*** Begin section ***

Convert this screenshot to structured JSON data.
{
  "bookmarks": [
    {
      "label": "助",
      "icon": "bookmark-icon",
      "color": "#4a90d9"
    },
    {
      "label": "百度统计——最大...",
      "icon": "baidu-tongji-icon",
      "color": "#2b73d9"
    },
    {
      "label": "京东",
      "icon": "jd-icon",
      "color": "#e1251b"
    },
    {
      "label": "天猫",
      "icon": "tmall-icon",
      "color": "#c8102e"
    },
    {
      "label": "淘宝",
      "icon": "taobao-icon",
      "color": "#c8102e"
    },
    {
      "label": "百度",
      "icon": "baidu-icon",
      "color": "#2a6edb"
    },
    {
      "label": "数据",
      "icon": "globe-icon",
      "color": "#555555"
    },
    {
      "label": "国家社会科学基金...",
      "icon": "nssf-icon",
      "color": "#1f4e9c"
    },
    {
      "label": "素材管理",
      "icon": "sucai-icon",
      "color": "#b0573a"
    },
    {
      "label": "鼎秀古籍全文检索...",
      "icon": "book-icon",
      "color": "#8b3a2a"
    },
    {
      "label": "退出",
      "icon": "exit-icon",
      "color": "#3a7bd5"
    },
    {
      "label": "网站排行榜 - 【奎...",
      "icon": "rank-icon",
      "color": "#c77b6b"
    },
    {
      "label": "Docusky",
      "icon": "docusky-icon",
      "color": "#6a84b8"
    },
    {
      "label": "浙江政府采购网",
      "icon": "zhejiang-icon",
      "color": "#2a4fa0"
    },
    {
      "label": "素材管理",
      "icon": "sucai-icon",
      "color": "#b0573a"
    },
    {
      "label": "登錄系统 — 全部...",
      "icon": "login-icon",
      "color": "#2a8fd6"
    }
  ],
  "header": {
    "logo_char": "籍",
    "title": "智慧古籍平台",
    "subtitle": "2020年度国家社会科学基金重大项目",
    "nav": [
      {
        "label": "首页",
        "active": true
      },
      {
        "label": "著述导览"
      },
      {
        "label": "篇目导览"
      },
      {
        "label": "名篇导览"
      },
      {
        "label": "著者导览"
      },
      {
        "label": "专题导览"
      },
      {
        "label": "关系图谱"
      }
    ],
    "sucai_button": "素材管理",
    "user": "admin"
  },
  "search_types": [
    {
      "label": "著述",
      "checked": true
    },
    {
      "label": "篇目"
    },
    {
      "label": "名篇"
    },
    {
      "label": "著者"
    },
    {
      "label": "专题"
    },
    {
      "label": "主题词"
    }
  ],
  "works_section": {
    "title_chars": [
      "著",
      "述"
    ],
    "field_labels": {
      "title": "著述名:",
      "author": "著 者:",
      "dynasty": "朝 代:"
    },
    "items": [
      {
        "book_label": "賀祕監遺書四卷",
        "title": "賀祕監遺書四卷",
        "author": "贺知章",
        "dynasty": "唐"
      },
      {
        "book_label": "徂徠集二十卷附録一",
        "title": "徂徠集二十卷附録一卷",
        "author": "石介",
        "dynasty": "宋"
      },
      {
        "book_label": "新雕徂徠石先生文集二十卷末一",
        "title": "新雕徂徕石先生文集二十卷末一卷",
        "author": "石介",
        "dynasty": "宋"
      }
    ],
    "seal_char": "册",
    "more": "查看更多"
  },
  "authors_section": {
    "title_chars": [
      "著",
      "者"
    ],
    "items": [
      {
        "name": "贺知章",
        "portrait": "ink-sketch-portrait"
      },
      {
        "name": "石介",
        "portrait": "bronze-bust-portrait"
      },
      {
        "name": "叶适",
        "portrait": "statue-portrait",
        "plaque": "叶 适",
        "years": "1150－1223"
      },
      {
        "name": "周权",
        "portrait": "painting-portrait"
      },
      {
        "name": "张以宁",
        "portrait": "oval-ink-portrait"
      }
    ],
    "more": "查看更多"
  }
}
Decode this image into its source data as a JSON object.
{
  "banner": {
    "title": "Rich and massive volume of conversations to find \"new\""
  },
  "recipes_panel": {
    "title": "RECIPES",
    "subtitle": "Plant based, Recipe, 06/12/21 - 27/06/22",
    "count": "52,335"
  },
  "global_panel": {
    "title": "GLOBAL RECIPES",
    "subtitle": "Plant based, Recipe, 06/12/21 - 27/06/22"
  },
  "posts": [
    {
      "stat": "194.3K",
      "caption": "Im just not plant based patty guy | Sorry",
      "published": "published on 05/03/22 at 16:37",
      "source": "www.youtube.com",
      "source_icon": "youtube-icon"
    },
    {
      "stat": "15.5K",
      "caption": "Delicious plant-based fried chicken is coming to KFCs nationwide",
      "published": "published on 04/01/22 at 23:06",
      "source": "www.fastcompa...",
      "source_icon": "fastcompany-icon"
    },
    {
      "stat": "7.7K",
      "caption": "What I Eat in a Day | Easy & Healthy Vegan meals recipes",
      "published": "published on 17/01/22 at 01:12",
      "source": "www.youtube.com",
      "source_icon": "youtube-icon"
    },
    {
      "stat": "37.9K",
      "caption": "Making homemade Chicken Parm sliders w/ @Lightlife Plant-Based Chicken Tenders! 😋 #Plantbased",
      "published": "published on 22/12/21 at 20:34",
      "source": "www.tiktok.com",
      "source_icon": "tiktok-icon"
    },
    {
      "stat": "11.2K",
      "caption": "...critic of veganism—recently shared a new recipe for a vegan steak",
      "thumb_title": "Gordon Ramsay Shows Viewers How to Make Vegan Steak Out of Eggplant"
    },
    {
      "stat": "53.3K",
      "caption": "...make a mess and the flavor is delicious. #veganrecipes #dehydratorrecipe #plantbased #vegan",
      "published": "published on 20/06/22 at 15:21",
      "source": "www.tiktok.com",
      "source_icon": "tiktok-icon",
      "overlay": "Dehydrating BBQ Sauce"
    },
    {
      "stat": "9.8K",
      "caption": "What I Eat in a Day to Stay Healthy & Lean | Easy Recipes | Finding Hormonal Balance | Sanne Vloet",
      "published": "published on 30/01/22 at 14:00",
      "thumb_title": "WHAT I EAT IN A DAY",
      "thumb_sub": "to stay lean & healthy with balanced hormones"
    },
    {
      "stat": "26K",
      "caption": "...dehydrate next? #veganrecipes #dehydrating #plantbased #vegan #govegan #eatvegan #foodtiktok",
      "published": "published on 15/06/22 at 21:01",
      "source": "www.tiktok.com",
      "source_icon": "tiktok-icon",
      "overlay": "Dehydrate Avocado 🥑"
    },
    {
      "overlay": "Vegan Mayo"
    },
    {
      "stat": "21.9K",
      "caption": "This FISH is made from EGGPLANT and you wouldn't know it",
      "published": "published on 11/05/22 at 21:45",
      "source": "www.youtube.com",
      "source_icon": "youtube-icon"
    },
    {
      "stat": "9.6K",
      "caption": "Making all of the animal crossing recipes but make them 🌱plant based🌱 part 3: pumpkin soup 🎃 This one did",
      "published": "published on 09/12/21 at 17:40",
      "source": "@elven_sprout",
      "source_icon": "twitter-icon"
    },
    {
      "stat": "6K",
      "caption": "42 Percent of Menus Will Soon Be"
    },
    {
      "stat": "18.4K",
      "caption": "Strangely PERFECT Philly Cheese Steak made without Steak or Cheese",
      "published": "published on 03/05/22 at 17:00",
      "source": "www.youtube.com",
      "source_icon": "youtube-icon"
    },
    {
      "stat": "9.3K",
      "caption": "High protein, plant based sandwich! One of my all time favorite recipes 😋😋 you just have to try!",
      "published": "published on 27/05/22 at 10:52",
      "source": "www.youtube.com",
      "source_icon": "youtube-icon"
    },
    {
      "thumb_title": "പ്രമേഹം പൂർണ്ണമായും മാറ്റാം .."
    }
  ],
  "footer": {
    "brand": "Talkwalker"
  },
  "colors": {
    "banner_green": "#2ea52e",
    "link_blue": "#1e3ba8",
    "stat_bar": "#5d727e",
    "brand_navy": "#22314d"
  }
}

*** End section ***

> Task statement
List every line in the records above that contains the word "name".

> Exercise response
        "name": "贺知章",
        "name": "石介",
        "name": "叶适",
        "name": "周权",
        "name": "张以宁",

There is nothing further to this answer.